Raw data
========================================
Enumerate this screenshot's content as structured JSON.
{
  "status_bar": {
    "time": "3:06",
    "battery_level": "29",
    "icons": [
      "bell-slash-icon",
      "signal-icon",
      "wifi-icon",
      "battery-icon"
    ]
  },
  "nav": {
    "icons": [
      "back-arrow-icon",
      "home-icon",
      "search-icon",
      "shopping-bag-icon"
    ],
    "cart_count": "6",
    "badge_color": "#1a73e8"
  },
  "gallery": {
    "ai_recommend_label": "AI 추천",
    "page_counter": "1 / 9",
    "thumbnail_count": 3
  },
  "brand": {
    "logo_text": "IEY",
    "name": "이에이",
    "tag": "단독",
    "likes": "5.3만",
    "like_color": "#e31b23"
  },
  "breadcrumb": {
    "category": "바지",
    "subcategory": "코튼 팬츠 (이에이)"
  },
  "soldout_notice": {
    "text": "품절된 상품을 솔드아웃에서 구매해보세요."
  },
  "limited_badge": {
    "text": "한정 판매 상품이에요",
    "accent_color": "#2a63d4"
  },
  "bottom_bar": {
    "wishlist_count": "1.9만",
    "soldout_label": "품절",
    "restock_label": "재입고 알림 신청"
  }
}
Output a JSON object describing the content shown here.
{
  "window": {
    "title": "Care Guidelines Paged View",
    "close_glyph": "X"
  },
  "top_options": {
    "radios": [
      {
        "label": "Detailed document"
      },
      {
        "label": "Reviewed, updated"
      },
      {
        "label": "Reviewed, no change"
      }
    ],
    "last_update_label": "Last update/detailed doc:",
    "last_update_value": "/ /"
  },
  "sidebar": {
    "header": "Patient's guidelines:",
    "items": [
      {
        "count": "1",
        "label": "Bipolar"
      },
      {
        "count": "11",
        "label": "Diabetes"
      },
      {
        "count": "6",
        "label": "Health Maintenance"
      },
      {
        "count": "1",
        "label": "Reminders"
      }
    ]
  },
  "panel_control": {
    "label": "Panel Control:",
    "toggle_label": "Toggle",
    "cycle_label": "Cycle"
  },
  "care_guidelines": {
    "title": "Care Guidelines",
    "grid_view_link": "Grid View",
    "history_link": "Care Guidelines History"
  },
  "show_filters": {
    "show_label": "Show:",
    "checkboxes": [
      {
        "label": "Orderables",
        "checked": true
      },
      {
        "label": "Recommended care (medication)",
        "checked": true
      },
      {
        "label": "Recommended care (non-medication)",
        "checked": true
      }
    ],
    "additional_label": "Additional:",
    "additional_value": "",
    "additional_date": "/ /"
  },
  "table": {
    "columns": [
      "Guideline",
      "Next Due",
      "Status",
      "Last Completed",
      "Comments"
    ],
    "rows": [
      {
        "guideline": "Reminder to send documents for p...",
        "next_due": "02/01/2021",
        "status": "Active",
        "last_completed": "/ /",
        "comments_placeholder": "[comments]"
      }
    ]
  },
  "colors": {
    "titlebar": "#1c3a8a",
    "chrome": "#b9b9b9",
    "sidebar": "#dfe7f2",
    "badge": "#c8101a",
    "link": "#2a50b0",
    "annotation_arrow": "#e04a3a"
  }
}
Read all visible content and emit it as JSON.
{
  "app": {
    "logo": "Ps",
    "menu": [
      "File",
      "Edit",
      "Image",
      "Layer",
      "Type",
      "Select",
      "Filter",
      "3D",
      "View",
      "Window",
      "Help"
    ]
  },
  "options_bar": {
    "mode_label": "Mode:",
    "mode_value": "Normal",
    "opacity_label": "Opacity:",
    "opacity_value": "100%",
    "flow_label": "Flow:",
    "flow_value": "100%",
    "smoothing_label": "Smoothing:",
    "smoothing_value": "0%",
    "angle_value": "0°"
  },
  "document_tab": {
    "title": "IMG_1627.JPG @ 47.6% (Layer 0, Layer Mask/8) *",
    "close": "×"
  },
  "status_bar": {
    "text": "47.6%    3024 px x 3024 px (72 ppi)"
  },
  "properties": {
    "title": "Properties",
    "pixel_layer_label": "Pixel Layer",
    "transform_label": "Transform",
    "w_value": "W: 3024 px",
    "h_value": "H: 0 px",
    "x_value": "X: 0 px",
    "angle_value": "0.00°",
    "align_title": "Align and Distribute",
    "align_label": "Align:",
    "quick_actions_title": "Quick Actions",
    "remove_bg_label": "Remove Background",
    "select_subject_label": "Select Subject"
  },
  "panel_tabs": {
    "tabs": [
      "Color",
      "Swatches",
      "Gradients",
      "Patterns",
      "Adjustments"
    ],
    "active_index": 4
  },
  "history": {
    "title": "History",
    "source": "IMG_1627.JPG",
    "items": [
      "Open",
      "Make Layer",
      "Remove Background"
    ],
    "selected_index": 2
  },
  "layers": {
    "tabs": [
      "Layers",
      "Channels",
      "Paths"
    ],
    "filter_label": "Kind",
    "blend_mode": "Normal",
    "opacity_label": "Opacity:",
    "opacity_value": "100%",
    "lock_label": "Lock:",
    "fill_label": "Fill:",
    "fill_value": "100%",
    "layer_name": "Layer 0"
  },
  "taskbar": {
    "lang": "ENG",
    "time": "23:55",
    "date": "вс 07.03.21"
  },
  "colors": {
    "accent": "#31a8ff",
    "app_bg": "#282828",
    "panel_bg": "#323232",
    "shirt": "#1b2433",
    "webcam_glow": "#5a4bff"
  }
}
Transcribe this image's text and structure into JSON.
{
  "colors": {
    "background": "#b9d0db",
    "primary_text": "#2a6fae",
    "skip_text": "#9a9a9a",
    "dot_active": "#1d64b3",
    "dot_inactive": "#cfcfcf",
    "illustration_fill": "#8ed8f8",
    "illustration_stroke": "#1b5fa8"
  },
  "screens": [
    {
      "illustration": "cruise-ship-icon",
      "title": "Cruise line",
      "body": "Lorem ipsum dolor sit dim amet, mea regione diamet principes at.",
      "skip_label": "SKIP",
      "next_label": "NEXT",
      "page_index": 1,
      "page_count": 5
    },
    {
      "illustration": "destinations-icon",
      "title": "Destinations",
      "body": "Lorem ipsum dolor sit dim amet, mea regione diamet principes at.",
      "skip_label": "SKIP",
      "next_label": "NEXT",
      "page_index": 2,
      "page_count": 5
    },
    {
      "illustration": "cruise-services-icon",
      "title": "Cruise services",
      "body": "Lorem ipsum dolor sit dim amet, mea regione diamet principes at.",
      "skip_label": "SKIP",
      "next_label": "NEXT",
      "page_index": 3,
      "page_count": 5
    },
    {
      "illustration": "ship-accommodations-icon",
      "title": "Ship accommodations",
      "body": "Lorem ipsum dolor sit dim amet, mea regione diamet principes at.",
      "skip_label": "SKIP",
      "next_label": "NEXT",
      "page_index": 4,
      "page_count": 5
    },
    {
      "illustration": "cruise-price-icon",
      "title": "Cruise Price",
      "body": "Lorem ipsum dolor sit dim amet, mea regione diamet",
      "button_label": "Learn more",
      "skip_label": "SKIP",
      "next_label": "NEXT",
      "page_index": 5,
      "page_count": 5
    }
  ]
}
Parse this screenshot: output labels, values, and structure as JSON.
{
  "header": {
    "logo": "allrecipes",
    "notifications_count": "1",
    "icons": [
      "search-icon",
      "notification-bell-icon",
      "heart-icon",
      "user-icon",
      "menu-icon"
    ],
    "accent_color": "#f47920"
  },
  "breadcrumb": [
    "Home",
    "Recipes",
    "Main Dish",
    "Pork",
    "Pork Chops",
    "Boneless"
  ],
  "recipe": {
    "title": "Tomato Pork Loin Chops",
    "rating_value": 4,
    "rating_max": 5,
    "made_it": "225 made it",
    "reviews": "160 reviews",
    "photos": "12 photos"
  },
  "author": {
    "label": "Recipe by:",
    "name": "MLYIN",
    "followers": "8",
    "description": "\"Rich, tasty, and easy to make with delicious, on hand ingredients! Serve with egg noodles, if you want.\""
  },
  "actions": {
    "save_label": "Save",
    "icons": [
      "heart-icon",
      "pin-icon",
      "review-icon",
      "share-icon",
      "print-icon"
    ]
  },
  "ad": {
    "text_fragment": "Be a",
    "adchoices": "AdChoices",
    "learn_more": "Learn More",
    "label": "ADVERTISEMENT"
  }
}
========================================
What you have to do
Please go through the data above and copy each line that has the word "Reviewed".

Solution to the problem
        "label": "Reviewed, updated"
        "label": "Reviewed, no change"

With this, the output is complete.